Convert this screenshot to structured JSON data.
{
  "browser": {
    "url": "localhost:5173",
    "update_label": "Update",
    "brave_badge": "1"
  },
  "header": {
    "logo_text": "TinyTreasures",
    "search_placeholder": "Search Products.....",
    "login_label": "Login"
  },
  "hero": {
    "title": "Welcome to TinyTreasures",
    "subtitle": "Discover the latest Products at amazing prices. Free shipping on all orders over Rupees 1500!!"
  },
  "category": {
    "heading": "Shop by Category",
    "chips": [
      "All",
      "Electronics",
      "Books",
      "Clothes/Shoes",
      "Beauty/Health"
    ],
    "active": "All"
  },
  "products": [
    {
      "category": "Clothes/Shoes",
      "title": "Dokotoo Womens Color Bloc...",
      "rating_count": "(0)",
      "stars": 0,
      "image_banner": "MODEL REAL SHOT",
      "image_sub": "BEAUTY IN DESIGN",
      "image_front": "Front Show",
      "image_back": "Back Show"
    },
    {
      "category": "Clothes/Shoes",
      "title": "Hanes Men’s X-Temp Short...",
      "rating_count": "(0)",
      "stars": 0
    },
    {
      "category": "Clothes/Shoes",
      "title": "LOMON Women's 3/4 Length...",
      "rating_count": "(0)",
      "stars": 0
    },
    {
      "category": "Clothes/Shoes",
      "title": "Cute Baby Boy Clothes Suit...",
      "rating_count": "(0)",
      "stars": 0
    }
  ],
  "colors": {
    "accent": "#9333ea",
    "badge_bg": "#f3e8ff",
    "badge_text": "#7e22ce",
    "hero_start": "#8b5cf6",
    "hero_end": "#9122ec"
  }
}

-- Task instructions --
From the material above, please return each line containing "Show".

-- Exercise result --
      "image_front": "Front Show",
      "image_back": "Back Show"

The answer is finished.